== What is expected ==
Pull every line that holds the word "title" from the entries.

#### Data extracts

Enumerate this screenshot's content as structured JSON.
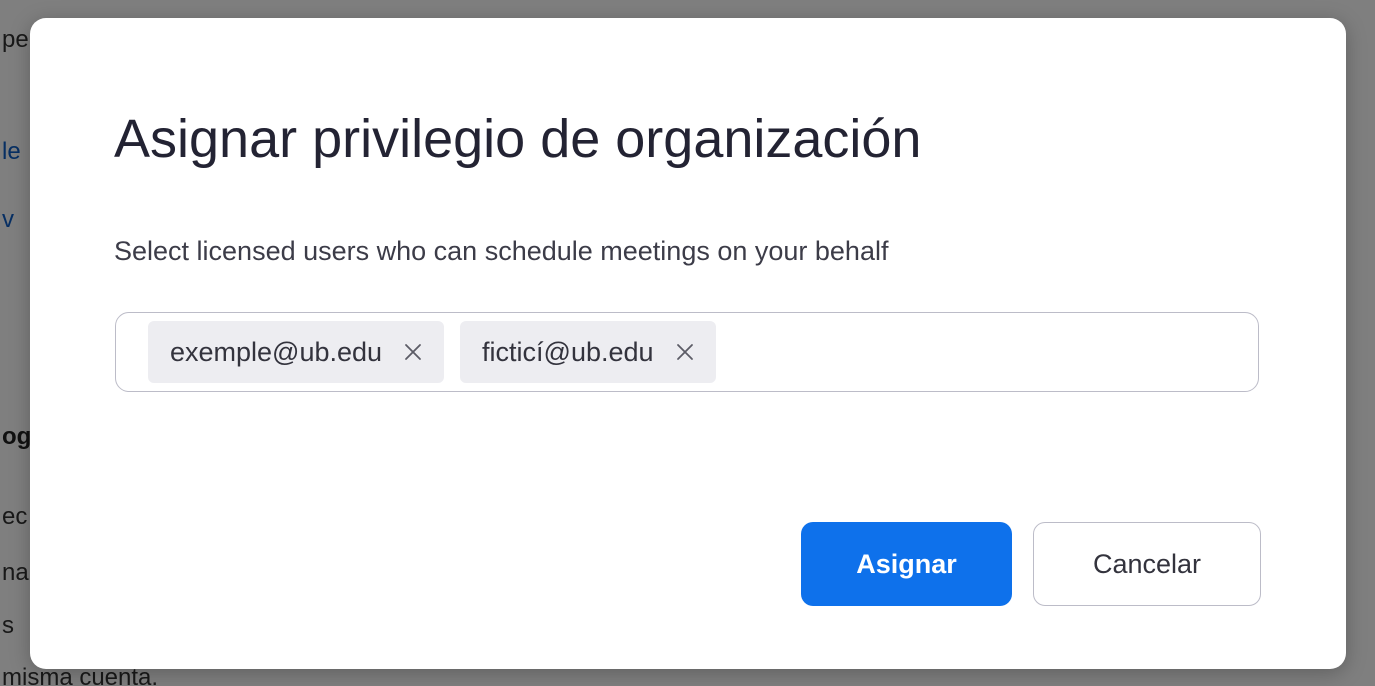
{
  "background": {
    "lines": [
      {
        "text": "pe",
        "style": "normal"
      },
      {
        "text": "le",
        "style": "link"
      },
      {
        "text": "v",
        "style": "link"
      },
      {
        "text": "og",
        "style": "bold"
      },
      {
        "text": "ec",
        "style": "normal"
      },
      {
        "text": "na",
        "style": "normal"
      },
      {
        "text": "s",
        "style": "normal"
      },
      {
        "text": "misma cuenta.",
        "style": "normal"
      }
    ]
  },
  "dialog": {
    "title": "Asignar privilegio de organización",
    "description": "Select licensed users who can schedule meetings on your behalf",
    "tags": [
      {
        "label": "exemple@ub.edu",
        "remove_icon": "close-icon"
      },
      {
        "label": "ficticí@ub.edu",
        "remove_icon": "close-icon"
      }
    ],
    "input_value": "",
    "buttons": {
      "assign": "Asignar",
      "cancel": "Cancelar"
    }
  },
  "colors": {
    "primary": "#0e71eb",
    "overlay": "rgba(0,0,0,0.5)",
    "title": "#232333",
    "link": "#0e5fc7"
  }
}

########

== Answer for the task ==
    "title": "Asignar privilegio de organización",
    "title": "#232333",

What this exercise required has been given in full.